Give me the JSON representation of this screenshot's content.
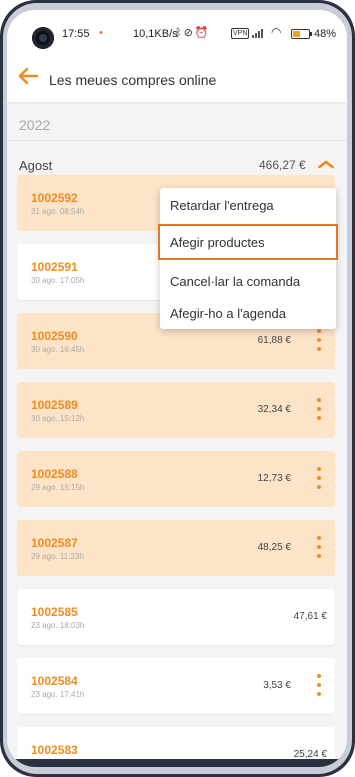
{
  "status_bar": {
    "time": "17:55",
    "dot": "•",
    "network_speed": "10,1KB/s",
    "vpn_label": "VPN",
    "battery_percent": "48",
    "battery_level": 0.48,
    "icons": [
      "bluetooth-icon",
      "mute-icon",
      "alarm-icon",
      "vpn-icon",
      "signal-icon",
      "wifi-icon",
      "battery-icon"
    ]
  },
  "header": {
    "title": "Les meues compres online",
    "back_icon": "arrow-left-icon"
  },
  "year": "2022",
  "month": {
    "name": "Agost",
    "total": "466,27 €",
    "toggle_icon": "chevron-up-icon"
  },
  "orders": [
    {
      "number": "1002592",
      "date": "31 ago. 08:54h",
      "amount": "",
      "highlight": true,
      "has_menu": true
    },
    {
      "number": "1002591",
      "date": "30 ago. 17:05h",
      "amount": "",
      "highlight": false,
      "has_menu": true
    },
    {
      "number": "1002590",
      "date": "30 ago. 16:45h",
      "amount": "61,88 €",
      "highlight": true,
      "has_menu": true
    },
    {
      "number": "1002589",
      "date": "30 ago. 15:12h",
      "amount": "32,34 €",
      "highlight": true,
      "has_menu": true
    },
    {
      "number": "1002588",
      "date": "29 ago. 15:15h",
      "amount": "12,73 €",
      "highlight": true,
      "has_menu": true
    },
    {
      "number": "1002587",
      "date": "29 ago. 11:23h",
      "amount": "48,25 €",
      "highlight": true,
      "has_menu": true
    },
    {
      "number": "1002585",
      "date": "23 ago. 18:03h",
      "amount": "47,61 €",
      "highlight": false,
      "has_menu": false
    },
    {
      "number": "1002584",
      "date": "23 ago. 17:41h",
      "amount": "3,53 €",
      "highlight": false,
      "has_menu": true
    },
    {
      "number": "1002583",
      "date": "",
      "amount": "25,24 €",
      "highlight": false,
      "has_menu": false
    }
  ],
  "context_menu": {
    "items": [
      {
        "label": "Retardar l'entrega"
      },
      {
        "label": "Afegir productes",
        "selected": true
      },
      {
        "label": "Cancel·lar la comanda"
      },
      {
        "label": "Afegir-ho a l'agenda"
      }
    ]
  },
  "colors": {
    "accent": "#f28c1e",
    "highlight_bg": "#fde3c8",
    "selection_border": "#e2772a"
  }
}
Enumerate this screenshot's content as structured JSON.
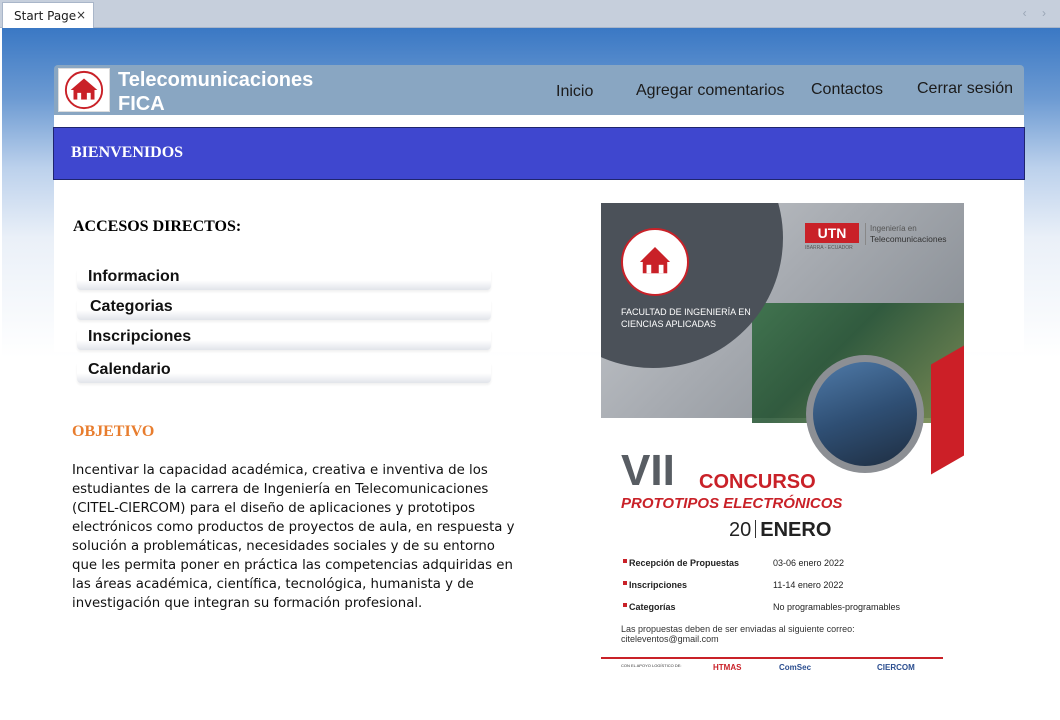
{
  "tab": {
    "title": "Start Page",
    "close": "×",
    "nav": "‹ ›"
  },
  "header": {
    "title_line1": "Telecomunicaciones",
    "title_line2": "FICA",
    "nav": [
      "Inicio",
      "Agregar comentarios",
      "Contactos",
      "Cerrar sesión"
    ]
  },
  "welcome": "BIENVENIDOS",
  "accesos": {
    "title": "ACCESOS DIRECTOS:",
    "links": [
      "Informacion",
      "Categorias",
      "Inscripciones",
      "Calendario"
    ]
  },
  "objetivo": {
    "title": "OBJETIVO",
    "text": "Incentivar la capacidad académica, creativa e inventiva de los estudiantes de la carrera de Ingeniería en Telecomunicaciones (CITEL-CIERCOM) para el diseño de aplicaciones y prototipos electrónicos como productos de proyectos de aula, en respuesta y solución a problemáticas, necesidades sociales y de su entorno que les permita poner en práctica las competencias adquiridas en las áreas académica, científica, tecnológica, humanista y de investigación que integran su formación profesional."
  },
  "poster": {
    "utn": "UTN",
    "utn_sub": "IBARRA - ECUADOR",
    "ing_line1": "Ingeniería en",
    "ing_line2": "Telecomunicaciones",
    "facultad": "FACULTAD DE INGENIERÍA EN CIENCIAS APLICADAS",
    "vii": "VII",
    "concurso": "CONCURSO",
    "prototipos": "PROTOTIPOS ELECTRÓNICOS",
    "date_day": "20",
    "date_month": "ENERO",
    "rows": [
      {
        "label": "Recepción de Propuestas",
        "value": "03-06 enero 2022"
      },
      {
        "label": "Inscripciones",
        "value": "11-14 enero 2022"
      },
      {
        "label": "Categorías",
        "value": "No programables-programables"
      }
    ],
    "note": "Las propuestas deben de ser enviadas al siguiente correo: citeleventos@gmail.com",
    "footer": "CON EL APOYO LOGÍSTICO DE:",
    "sponsors": [
      "HTMAS",
      "ComSec",
      "CIERCOM"
    ]
  },
  "colors": {
    "accent_blue": "#3f47cf",
    "header": "#89a6c2",
    "objetivo": "#e87d2e",
    "poster_red": "#c92128"
  }
}
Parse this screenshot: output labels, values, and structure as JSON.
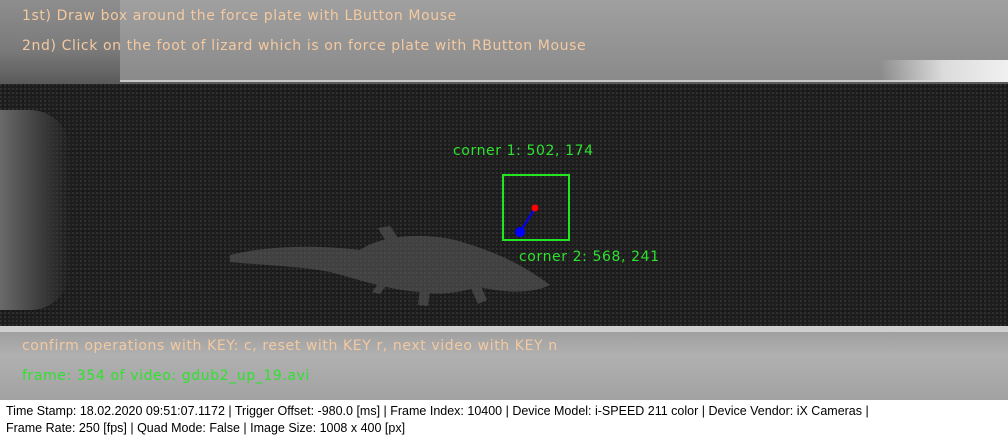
{
  "overlay": {
    "instruction_1": "1st) Draw box around the force plate with LButton Mouse",
    "instruction_2": "2nd) Click on the foot of lizard which is on force plate with RButton Mouse",
    "corner_1_label": "corner 1: 502, 174",
    "corner_2_label": "corner 2: 568, 241",
    "confirm_hint": "confirm operations with KEY: c, reset with KEY r, next video with KEY n",
    "frame_info": "frame: 354 of video: gdub2_up_19.avi"
  },
  "markers": {
    "box_color": "#22e622",
    "foot_point_color": "#ff0000",
    "origin_point_color": "#0000ff",
    "connector_color": "#0000ff"
  },
  "status_bar": {
    "line_1": "Time Stamp: 18.02.2020 09:51:07.1172  |  Trigger Offset: -980.0 [ms]  |  Frame Index: 10400  |  Device Model: i-SPEED 211 color  |  Device Vendor: iX Cameras  |",
    "line_2": "Frame Rate: 250 [fps]  |  Quad Mode: False  |  Image Size: 1008 x 400 [px]"
  }
}
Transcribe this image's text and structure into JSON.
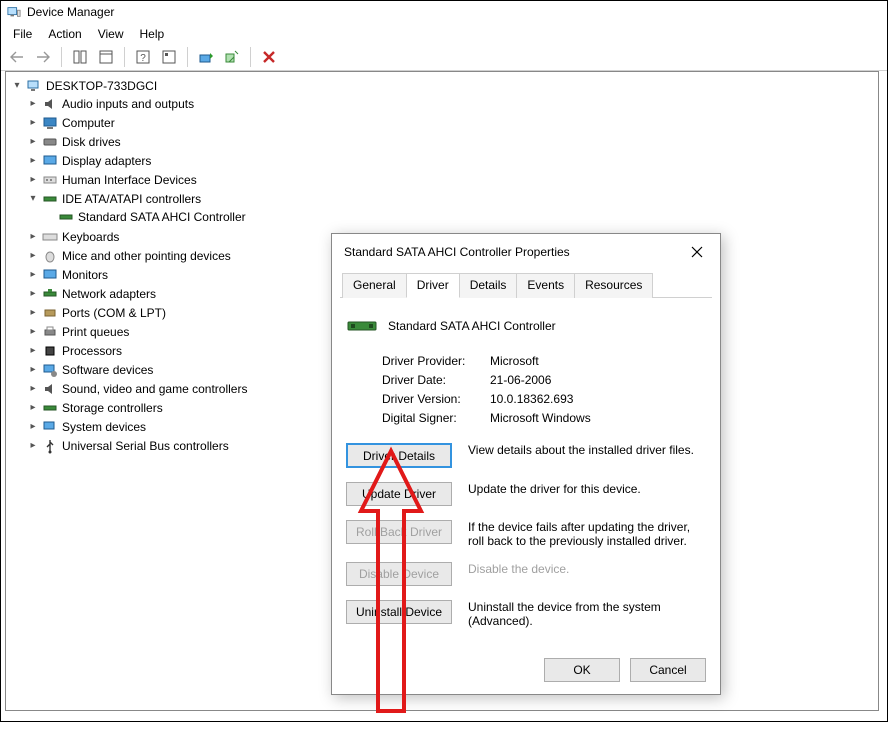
{
  "window": {
    "title": "Device Manager"
  },
  "menu": {
    "file": "File",
    "action": "Action",
    "view": "View",
    "help": "Help"
  },
  "tree": {
    "root": "DESKTOP-733DGCI",
    "items": [
      "Audio inputs and outputs",
      "Computer",
      "Disk drives",
      "Display adapters",
      "Human Interface Devices",
      "IDE ATA/ATAPI controllers",
      "Keyboards",
      "Mice and other pointing devices",
      "Monitors",
      "Network adapters",
      "Ports (COM & LPT)",
      "Print queues",
      "Processors",
      "Software devices",
      "Sound, video and game controllers",
      "Storage controllers",
      "System devices",
      "Universal Serial Bus controllers"
    ],
    "child_ide": "Standard SATA AHCI Controller"
  },
  "dialog": {
    "title": "Standard SATA AHCI Controller Properties",
    "tabs": {
      "general": "General",
      "driver": "Driver",
      "details": "Details",
      "events": "Events",
      "resources": "Resources"
    },
    "device_name": "Standard SATA AHCI Controller",
    "props": {
      "provider_label": "Driver Provider:",
      "provider_value": "Microsoft",
      "date_label": "Driver Date:",
      "date_value": "21-06-2006",
      "version_label": "Driver Version:",
      "version_value": "10.0.18362.693",
      "signer_label": "Digital Signer:",
      "signer_value": "Microsoft Windows"
    },
    "buttons": {
      "details": "Driver Details",
      "details_desc": "View details about the installed driver files.",
      "update": "Update Driver",
      "update_desc": "Update the driver for this device.",
      "rollback": "Roll Back Driver",
      "rollback_desc": "If the device fails after updating the driver, roll back to the previously installed driver.",
      "disable": "Disable Device",
      "disable_desc": "Disable the device.",
      "uninstall": "Uninstall Device",
      "uninstall_desc": "Uninstall the device from the system (Advanced).",
      "ok": "OK",
      "cancel": "Cancel"
    }
  }
}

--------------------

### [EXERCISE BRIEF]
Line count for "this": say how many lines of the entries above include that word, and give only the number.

### [OUTPUT OF THE EXERCISE]
5